• **GOAL OF THE EXERCISE**:
Reproduce all of the data word for word.

Component data from apps and pages:
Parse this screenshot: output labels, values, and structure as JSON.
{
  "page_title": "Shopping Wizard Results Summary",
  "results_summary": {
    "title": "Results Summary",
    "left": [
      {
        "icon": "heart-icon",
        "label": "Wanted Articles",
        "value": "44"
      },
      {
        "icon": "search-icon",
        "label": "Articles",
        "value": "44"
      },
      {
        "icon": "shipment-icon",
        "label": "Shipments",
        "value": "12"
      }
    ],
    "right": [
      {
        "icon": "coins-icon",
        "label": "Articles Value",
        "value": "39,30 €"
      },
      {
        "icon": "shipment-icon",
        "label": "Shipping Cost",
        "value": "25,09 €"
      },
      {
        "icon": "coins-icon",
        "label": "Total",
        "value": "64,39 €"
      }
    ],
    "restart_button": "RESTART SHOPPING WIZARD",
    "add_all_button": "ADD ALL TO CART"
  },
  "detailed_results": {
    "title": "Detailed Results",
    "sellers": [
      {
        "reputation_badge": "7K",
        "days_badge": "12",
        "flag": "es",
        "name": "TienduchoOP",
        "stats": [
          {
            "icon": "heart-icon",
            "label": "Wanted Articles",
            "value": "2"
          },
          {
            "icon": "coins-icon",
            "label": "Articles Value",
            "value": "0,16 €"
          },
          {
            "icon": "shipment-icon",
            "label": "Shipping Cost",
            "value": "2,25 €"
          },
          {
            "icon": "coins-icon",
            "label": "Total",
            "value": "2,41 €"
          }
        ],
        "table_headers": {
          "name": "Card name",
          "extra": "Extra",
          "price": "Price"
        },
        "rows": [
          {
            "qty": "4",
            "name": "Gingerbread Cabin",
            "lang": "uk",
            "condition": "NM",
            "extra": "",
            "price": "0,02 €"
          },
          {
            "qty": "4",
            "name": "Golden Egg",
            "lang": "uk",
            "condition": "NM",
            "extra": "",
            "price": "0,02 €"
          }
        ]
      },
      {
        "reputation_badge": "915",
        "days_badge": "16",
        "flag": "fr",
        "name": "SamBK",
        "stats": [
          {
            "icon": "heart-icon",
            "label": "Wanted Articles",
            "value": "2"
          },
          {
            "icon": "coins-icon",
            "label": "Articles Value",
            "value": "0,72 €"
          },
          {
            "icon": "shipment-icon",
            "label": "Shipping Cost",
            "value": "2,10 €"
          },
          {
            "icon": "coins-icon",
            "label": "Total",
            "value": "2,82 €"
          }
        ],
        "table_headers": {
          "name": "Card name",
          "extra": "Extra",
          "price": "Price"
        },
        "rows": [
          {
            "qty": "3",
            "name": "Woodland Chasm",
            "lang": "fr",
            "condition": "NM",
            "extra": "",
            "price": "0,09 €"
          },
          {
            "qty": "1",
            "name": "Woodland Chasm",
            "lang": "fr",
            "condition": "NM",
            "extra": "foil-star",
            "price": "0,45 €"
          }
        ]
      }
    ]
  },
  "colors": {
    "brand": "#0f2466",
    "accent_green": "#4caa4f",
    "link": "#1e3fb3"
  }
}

• **TASK SOLUTION**:
Parse this screenshot: output labels, values, and structure as JSON.
{
  "page_title": "Shopping Wizard Results Summary",
  "results_summary": {
    "title": "Results Summary",
    "left": [
      {
        "icon": "heart-icon",
        "label": "Wanted Articles",
        "value": "44"
      },
      {
        "icon": "search-icon",
        "label": "Articles",
        "value": "44"
      },
      {
        "icon": "shipment-icon",
        "label": "Shipments",
        "value": "12"
      }
    ],
    "right": [
      {
        "icon": "coins-icon",
        "label": "Articles Value",
        "value": "39,30 €"
      },
      {
        "icon": "shipment-icon",
        "label": "Shipping Cost",
        "value": "25,09 €"
      },
      {
        "icon": "coins-icon",
        "label": "Total",
        "value": "64,39 €"
      }
    ],
    "restart_button": "RESTART SHOPPING WIZARD",
    "add_all_button": "ADD ALL TO CART"
  },
  "detailed_results": {
    "title": "Detailed Results",
    "sellers": [
      {
        "reputation_badge": "7K",
        "days_badge": "12",
        "flag": "es",
        "name": "TienduchoOP",
        "stats": [
          {
            "icon": "heart-icon",
            "label": "Wanted Articles",
            "value": "2"
          },
          {
            "icon": "coins-icon",
            "label": "Articles Value",
            "value": "0,16 €"
          },
          {
            "icon": "shipment-icon",
            "label": "Shipping Cost",
            "value": "2,25 €"
          },
          {
            "icon": "coins-icon",
            "label": "Total",
            "value": "2,41 €"
          }
        ],
        "table_headers": {
          "name": "Card name",
          "extra": "Extra",
          "price": "Price"
        },
        "rows": [
          {
            "qty": "4",
            "name": "Gingerbread Cabin",
            "lang": "uk",
            "condition": "NM",
            "extra": "",
            "price": "0,02 €"
          },
          {
            "qty": "4",
            "name": "Golden Egg",
            "lang": "uk",
            "condition": "NM",
            "extra": "",
            "price": "0,02 €"
          }
        ]
      },
      {
        "reputation_badge": "915",
        "days_badge": "16",
        "flag": "fr",
        "name": "SamBK",
        "stats": [
          {
            "icon": "heart-icon",
            "label": "Wanted Articles",
            "value": "2"
          },
          {
            "icon": "coins-icon",
            "label": "Articles Value",
            "value": "0,72 €"
          },
          {
            "icon": "shipment-icon",
            "label": "Shipping Cost",
            "value": "2,10 €"
          },
          {
            "icon": "coins-icon",
            "label": "Total",
            "value": "2,82 €"
          }
        ],
        "table_headers": {
          "name": "Card name",
          "extra": "Extra",
          "price": "Price"
        },
        "rows": [
          {
            "qty": "3",
            "name": "Woodland Chasm",
            "lang": "fr",
            "condition": "NM",
            "extra": "",
            "price": "0,09 €"
          },
          {
            "qty": "1",
            "name": "Woodland Chasm",
            "lang": "fr",
            "condition": "NM",
            "extra": "foil-star",
            "price": "0,45 €"
          }
        ]
      }
    ]
  },
  "colors": {
    "brand": "#0f2466",
    "accent_green": "#4caa4f",
    "link": "#1e3fb3"
  }
}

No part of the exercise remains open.